Schave said the city put the project on hold in hopes that in the near future staff can “pick it back up again.”
“In the meantime, there are a lot of other things that are direly needed that we’ll have to be working on some funding for,” Schave said. “I don’t know what more I can say. The council’s looking at priorities. The Gateway Center without (receiving) enough funding became less and less of a priority.”
The Gateway Center, if built, is supposed to be self-sustaining. The estimated annual operating revenue for the center would be $160,195.38. The estimated annual operating expense would be $133,450, with an estimated $26,745.38 profit.
Ward 1 Position 2 Councilmember Kacey Morrison made the motion to “suspend all activity” regarding the Gateway Center project until further notice.
The motion, which was made without Ward 6 Position 12 Councilmember Dee Anne Shaw, who recused herself from the discussion the council had on Wednesday evening, July 27, wasn’t made without objection. Council members Joshua Francy, Liz Ellis, and Deborah Ross dissented, while eight members voted for the motion. If Schave had a vote, he said he would have voted for the motion, too.
Ellis voiced why she was against stopping the activity around the project.
“It would be unfortunate to suspend all activity given the millions of dollars that have been invested in this project,” Ellis said. “And we have a contractor working on this project. (Their) contract doesn’t expire until the end of September.”
Ellis said if the City Council keeps the project on the table that it allows work to go forward so they can find out if it’s financially viable or not. Ellis said on Wednesday, July 6, that she was waiting to get the final report from Rock Project Management Services, which was supposed to finish in late September or early October.
Kachman said she agreed with Morrison’s motion to suspend the activity.
“But I want to reiterate that the project for me isn’t a ‘No,’ right now. It’s a ‘Not yet.’” Kachman said. “I’m also a firm believer that this entire agreement should eventually be brought to council once we select an organization and we shouldn’t wave our ability to look at important contracts, such as these.”
An alternative for the city, if the Gateway Center isn’t built as proposed — a 20,000-square-foot structure with office space, visitor information facilities, an exhibit space, a gift and coffee shop, and an event space — is to build it smaller.
Schave said there have been “all kinds of ideas kicked around,” regarding an alternate plan for the Gateway Center, but one that hasn’t been discussed is buying an existing building.

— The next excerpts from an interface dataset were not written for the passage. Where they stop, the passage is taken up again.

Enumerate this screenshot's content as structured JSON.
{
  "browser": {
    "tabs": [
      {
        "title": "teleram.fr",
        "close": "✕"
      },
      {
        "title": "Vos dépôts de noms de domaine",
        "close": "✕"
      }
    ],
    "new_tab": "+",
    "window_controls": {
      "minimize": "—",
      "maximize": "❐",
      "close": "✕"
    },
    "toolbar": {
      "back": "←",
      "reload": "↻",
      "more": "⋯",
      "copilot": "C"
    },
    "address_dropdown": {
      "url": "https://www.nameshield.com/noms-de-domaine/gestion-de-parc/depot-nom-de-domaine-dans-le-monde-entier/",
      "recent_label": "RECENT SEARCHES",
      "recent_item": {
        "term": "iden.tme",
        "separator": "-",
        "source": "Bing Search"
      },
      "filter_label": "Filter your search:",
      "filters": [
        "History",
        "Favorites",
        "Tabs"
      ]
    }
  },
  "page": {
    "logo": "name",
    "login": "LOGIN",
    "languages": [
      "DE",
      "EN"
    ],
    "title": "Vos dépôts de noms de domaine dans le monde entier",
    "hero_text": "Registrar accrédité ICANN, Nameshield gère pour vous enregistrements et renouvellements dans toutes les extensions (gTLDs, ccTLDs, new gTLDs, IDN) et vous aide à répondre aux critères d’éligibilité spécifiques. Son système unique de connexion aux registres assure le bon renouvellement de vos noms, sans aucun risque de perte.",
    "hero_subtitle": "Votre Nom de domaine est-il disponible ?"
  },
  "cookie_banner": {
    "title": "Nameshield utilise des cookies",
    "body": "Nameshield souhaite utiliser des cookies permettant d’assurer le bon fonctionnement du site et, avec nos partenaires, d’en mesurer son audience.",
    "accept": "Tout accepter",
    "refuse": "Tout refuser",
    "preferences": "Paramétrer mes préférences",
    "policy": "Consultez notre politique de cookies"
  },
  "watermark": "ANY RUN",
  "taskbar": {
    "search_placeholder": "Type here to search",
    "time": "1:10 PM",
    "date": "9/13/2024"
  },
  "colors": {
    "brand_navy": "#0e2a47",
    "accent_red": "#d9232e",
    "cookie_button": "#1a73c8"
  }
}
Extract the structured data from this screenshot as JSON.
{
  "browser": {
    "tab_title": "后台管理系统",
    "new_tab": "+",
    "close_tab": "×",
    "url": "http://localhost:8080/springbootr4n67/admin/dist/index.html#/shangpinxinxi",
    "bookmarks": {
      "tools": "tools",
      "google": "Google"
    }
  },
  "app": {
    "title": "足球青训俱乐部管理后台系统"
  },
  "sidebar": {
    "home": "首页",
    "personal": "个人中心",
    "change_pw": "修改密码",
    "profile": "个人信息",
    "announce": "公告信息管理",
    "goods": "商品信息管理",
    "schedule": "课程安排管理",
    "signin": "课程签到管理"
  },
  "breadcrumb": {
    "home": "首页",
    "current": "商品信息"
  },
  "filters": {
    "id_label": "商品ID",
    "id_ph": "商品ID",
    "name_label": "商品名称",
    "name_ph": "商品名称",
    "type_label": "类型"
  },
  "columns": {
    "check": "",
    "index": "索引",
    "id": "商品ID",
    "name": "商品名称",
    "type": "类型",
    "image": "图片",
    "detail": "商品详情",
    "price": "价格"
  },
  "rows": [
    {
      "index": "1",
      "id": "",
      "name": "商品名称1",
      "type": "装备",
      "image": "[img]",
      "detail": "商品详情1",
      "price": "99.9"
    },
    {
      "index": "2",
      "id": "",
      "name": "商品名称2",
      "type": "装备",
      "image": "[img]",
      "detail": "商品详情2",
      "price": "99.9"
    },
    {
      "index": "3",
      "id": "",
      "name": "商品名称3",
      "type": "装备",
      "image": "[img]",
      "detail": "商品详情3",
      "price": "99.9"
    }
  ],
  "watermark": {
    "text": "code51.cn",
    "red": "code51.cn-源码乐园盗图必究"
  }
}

“The city doesn’t own another location that stands out for that,” Schave said. “Probably most of the discussion has been to maybe build a smaller, but less expensive structure on the site of the Gateway Center, and use it for a visitor’s center.”
The smaller building — a visitor’s center — could be built at a different location, according to Schave.
Schave said the city doesn’t have funding laid out for buying another building for something like the Gateway Center.
“We’ve got the museum building now,” he said. “We’re finding out that we’re struggling a bit to figure out funding for what it needs. So no, we’re not looking for another building to buy.”
After the city bought the building in the 100 block of West Wishkah Street for the Aberdeen Museum of History, Schave said they found out there’s considerable work required.
“We found we’ve gotta put a roof on it, we’ve gotta put an elevator in it, (and) a fire suppression system, just to make it usable,” Schave said. “That’s gonna be tough enough right there.”
Kachman said time has played a factor when it comes to the Gateway Center’s place as a priority.
“So, 10 years ago it certainly was one of the top priorities of the city,” Kachman said. “But, since the amount of time that has passed, these other projects have also been identified as priorities. And, in my opinion, they’re a higher priority today to solve for than putting the Gateway Center in.”
Kachman said it’s difficult to tell right now when the Gateway Center will move back up the list.